Got some dead fish? Throw ‘em in the dumpster

■ STAFF REPORT

Lee County has hired its debris-removal contractor to supplement efforts currently underway by Parks & Recreation employees to clean county beaches affected by the recent red tide fish kill.

Crowder Gulf will begin Thursday morning, concentrating first along county parks and beach accesses on the Sanibel Causeway, Lynn Hall Park to Bowditch Point (on Fort Myers Beach) and Boca Grande.

“Lee County is actively working to clean up the debris along our beaches as a result of the recent red tide bloom,” said Cecil Pendergrass, who is chairman of the Lee Board of County Commissioners and the Tourist Development Council. “I will continue to strongly advocate for water quality improvements by working with our state and federal agencies, pushing for action.”

Parks & Recreation crews now are cleaning parks and boat ramps of the larger fish (not pinfish) each morning.
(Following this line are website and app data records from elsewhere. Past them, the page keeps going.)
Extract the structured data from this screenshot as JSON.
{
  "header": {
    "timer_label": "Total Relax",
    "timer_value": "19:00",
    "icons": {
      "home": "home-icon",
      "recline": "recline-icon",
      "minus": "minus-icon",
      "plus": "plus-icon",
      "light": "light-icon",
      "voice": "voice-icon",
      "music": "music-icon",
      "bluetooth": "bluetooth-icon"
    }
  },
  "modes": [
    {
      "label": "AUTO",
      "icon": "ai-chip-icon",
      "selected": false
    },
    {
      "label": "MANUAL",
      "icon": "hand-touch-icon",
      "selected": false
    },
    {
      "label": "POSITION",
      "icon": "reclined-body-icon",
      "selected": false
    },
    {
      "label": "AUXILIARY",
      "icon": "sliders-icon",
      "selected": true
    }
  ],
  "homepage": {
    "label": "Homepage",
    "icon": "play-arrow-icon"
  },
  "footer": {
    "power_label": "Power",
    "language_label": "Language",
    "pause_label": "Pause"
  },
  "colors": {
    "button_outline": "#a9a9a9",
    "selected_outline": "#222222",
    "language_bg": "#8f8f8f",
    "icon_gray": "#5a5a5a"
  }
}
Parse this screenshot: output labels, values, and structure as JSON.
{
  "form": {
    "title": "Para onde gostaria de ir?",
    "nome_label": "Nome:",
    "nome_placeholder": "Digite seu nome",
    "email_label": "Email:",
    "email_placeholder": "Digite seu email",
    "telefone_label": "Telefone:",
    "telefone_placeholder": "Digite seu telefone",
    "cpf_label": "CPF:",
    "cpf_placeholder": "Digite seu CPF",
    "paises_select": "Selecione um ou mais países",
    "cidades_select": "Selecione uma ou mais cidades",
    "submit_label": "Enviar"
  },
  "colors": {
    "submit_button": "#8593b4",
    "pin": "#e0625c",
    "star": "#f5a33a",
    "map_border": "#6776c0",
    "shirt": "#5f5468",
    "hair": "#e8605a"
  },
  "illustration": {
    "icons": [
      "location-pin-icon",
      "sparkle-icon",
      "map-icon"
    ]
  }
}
Crowder Gulf will be supplementing those efforts and also is under contract by the Town of Fort Myers Beach and City of Sanibel.

The County will focus on the most affected county parks and accesses. The County also urges property owners adjacent to beaches to clean their immediate areas and is working on a plan to place dumpsters in key locations where residents can dispose of these fish. People may also pick up fish immediate to their homes and businesses and place them in their normal waste stream by double-bagging them and placing them in their regular trash receptacles, but understand that the hauler will not be able to make additional collections outside of regularly scheduled collection days. The dumpster for Gasparilla Island will be at the 7th Street beach access.

Red tide is a naturally occurring microscopic alga that has been documented along Florida’s Gulf Coast since the 1840s and occurs nearly every year. Blooms, or higher-than-normal concentrations, happen periodically. Blooms typically occur miles offshore and are carried to the shore by winds and currents.

Red tide is a different organism than blue-green algae (cyanobacteria) that have recently bloomed in the Caloosahatchee and St. Lucie river basins.

For more information on red tide statewide, see the Florida Fish and Wildlife Conservation Commission site here: http://myfwc.com/redtidestatus.